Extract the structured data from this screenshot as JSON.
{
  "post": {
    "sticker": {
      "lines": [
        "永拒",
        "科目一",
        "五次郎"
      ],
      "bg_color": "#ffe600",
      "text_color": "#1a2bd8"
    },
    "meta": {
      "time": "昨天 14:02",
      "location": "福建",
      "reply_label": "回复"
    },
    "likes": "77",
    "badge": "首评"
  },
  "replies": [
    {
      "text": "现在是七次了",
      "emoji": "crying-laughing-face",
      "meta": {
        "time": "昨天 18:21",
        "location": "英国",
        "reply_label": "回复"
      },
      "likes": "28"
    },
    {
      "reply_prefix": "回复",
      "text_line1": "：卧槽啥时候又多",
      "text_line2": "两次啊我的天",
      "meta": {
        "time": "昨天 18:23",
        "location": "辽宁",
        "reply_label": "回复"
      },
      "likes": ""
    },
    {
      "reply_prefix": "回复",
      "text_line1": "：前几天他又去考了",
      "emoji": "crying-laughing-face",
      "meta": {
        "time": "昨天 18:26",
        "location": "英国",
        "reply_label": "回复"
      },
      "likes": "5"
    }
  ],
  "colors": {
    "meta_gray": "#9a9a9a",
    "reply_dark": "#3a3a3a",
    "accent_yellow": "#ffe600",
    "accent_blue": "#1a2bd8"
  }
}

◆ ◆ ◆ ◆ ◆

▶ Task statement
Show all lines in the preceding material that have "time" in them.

▶ Result
      "time": "昨天 14:02",
        "time": "昨天 18:21",
        "time": "昨天 18:23",
        "time": "昨天 18:26",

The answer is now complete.